Birds are extremely intelligent and sensitive. They can quickly become bored and stressed when kept in a small cage for a long time. Members of the care team visited Chula several times a day and provided a variety of chew toys to entertain her, including wood chunks, cardboard cores from paper towel rolls, compressed paper rings (“birdie bagels”), and yucca “bird kabobs.” Her own adaptation—chewing the towels that lined her cage—prompted us to change her cage lining to newspaper. When the newspaper left smudges of ink on her feathers, she was bathed and the newspaper was switched to plain (unprinted) newsprint.
OUTCOME AND CONCLUSION
On July 25, 2018, Chula returned to the sanctuary. As of late October 2018, she had not resumed any self-mutilation behaviors. Her mobility was unaffected by the injury—she was walking and climbing normally. Her plastic restraint collar and shield were replaced by a sock around her upper body, which allows freedom of movement while providing a distraction from feather destruction (i.e., she chews the sock instead of her feathers) (FIGURE 5). Her feathers have not fully recovered, but feather quality will probably improve after her next molt, except for some areas where feather follicles have been damaged, in which case the feathers will not regrow.
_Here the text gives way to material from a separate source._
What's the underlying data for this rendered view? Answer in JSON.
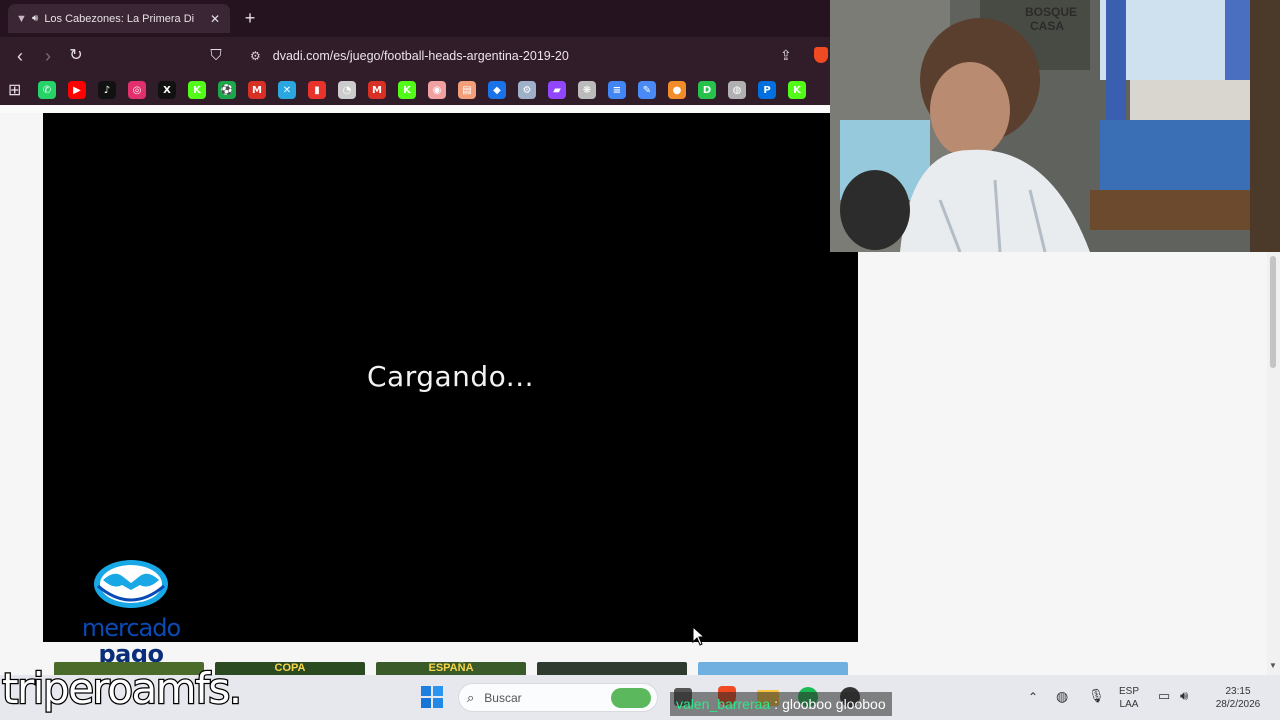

Because most hospitalized veterinary patients leave the clinic after a few hours or days, it is a special experience to develop a long, intimate relationship with a patient. Similar techniques can be applied to enhance the outcomes of short-term patients. And although this case involved an avian patient, the techniques used to enhance Chula’s hospitalization can be applied to patients of other species.
The team began injecting her medications into pieces of fruit (tangerine segments, grapes) and small chunks of bread. She ate the medicated items with enthusiasm, thereby avoiding the need for restraint.
- Gaskins L, Bergman L. Surveys of avian practitioners and pet owners regarding common behavior problems in psittacine birds. J Avian Med Surg 2011;25(2):111-118.
- Nett C, Tully T. Anatomy, clinical presentation, and diagnostic approach to feather-picking pet birds. VetFolio. vetfolio.com/dermatology/anatomy-clinical-presentation-and-diagnostic-approach-to-feather-picking-pet-birds. Accessed January 2019.
- Garner M, Clubb S, Mitchell M, Brown L. Feather-picking psittacines: histopathology and species trends. Vet Pathol 2008;45:401-405.
- Van Zeeland YRA, Friedman SG, Bergman L. Factors suggested to be involved in onset and maintenance of feather-damaging behavior and automutilation in parrots. In: Speer BL, editor. Current Therapy in Avian Medicine and Surgery. St. Louis, MO: Elsevier; 2016:226-234.
- Rubinstein J, Lightfoot T. Feather loss and feather destructive behavior in pet birds. Vet Clin North Am Exotic Anim Pract 2014;17(1):77-101.